10) Lehtola MJ, Pitkänen T, Miebach L, Miettinen IT,"Survival of Campylobacter jejuni in potable water biofilms: a comparative study with different detection methods" 2006;54(3):57-61[http://www.ncbi.nlm.nih.gov/sites/entrez?Db=pubmed&Cmd=ShowDetailView&TermToSearch=17037133&ordinalpos=193&itool=EntrezSystem2.PEntrez.Pubmed.Pubmed_ResultsPanel.Pubmed_RVDocSum

11) Javid I. Dasti, A. Malik Tareen, Raimond Lugert, Andreas E. Zautner, Uwe Gross “Campylobacter jejuni: a brief overview on pathogenicity-associated factors and disease-mediating mechanisms. Int J Med Microbiol. 2010 April; 300(4): 205–211. Published online 2009 August 8. [http://www.ncbi.nlm.nih.gov/pubmed/7841837

12) "Campylobacter." Centers for Disease Control and Prevention. Centers for Disease Control and Prevention, 03 June 2014. [http://www.cdc.gov/nczved/divisions/dfbmd/diseases/campylobacter/

13) Newell DG, "The ecology of Campylobacter jejuni in avian and human hosts and in the environment" Int J Infect Dis. 2002 December; 6 (Suppl 3): 3S16-20; discussion 3S20-1, 3S53-8. [http://www.ncbi.nlm.nih.gov/pmc/articles/pmid/23570169/citedby/?tool=pubmed

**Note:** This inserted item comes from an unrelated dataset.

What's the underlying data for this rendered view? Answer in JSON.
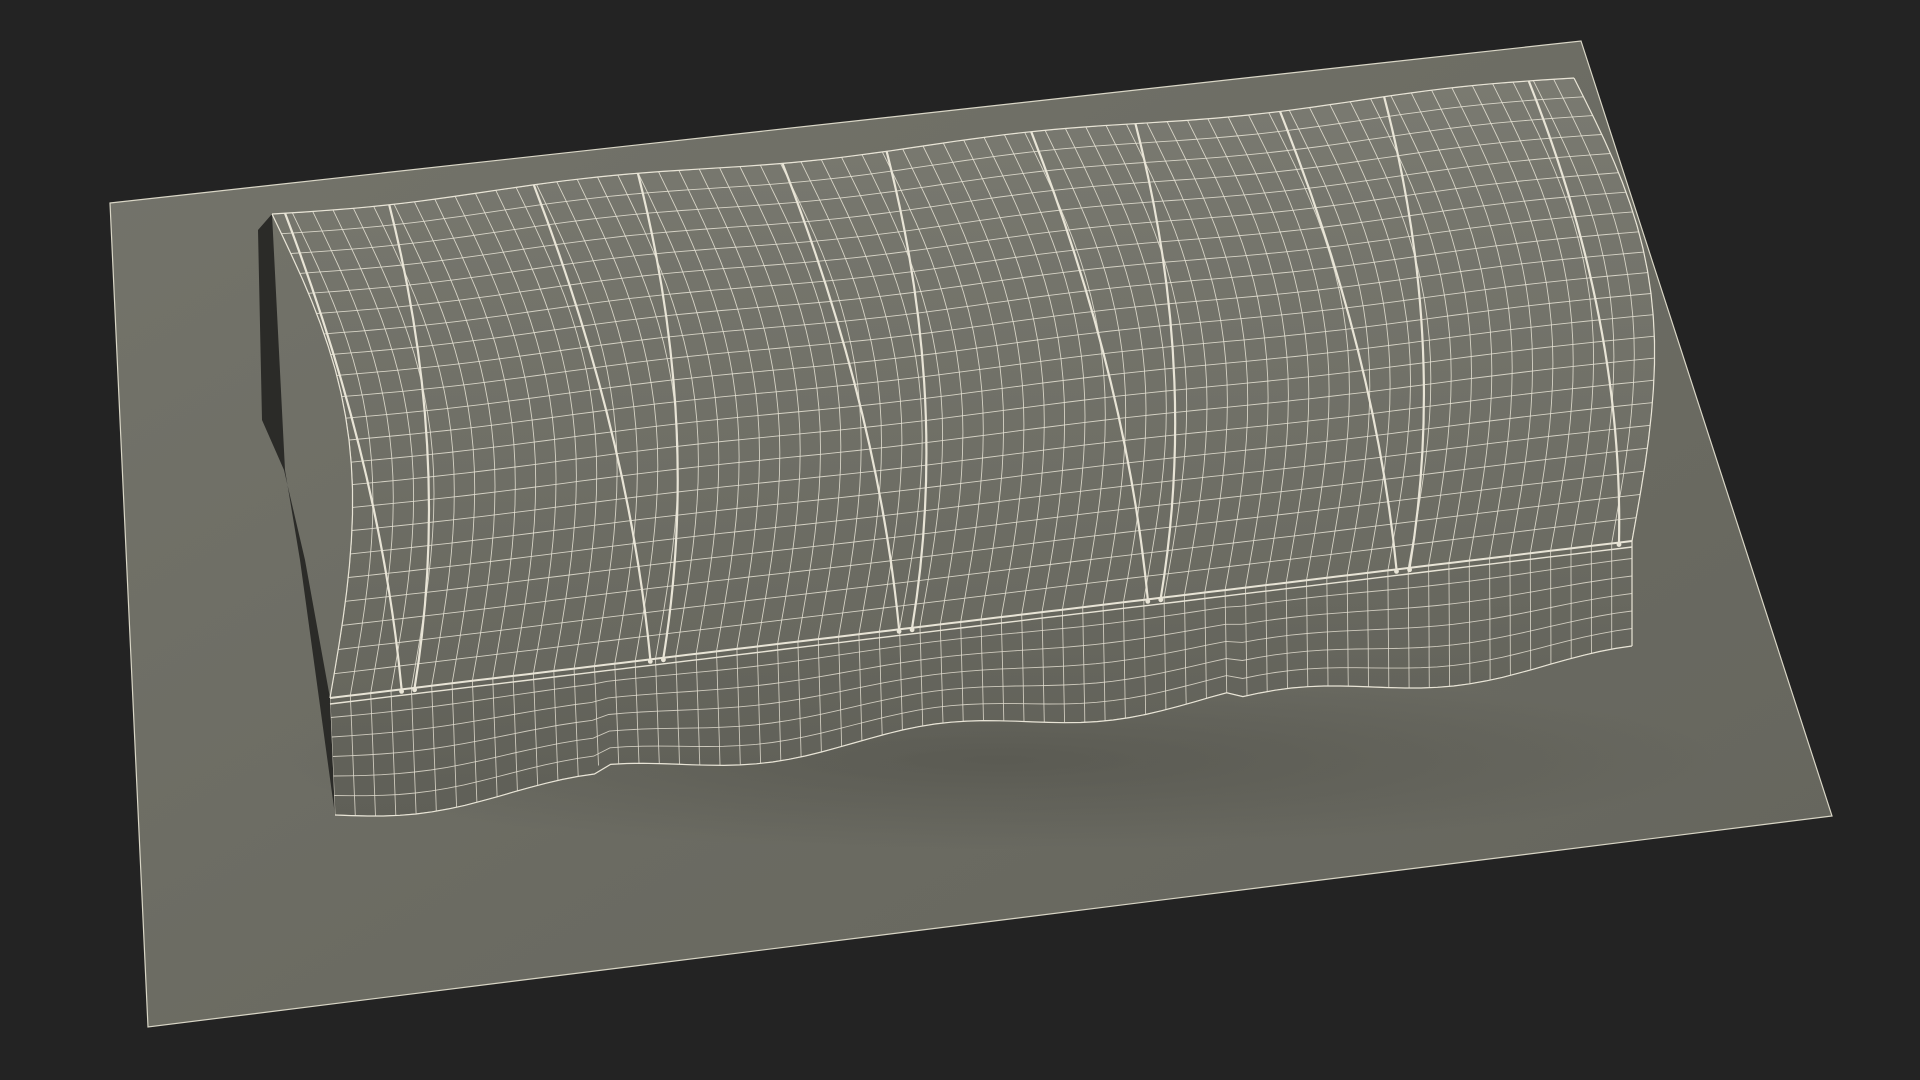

14) S Bhavsar, B Kapadnis. Virulence factors of Campylobacter. The Internet Journal of Microbiology. 2006 Volume 3 Number 2. [http://ispub.com/IJMB/3/2/4606

Edited by LiJie Shi student of Rachel Larsen[lshi@ucsd.edu]

Edited by Hae Cha student of Tyrrell Conway [hcha@ou.edu]

Edited by Derek Lehman student of Tyrell Conway [derek.lehman@ou.edu]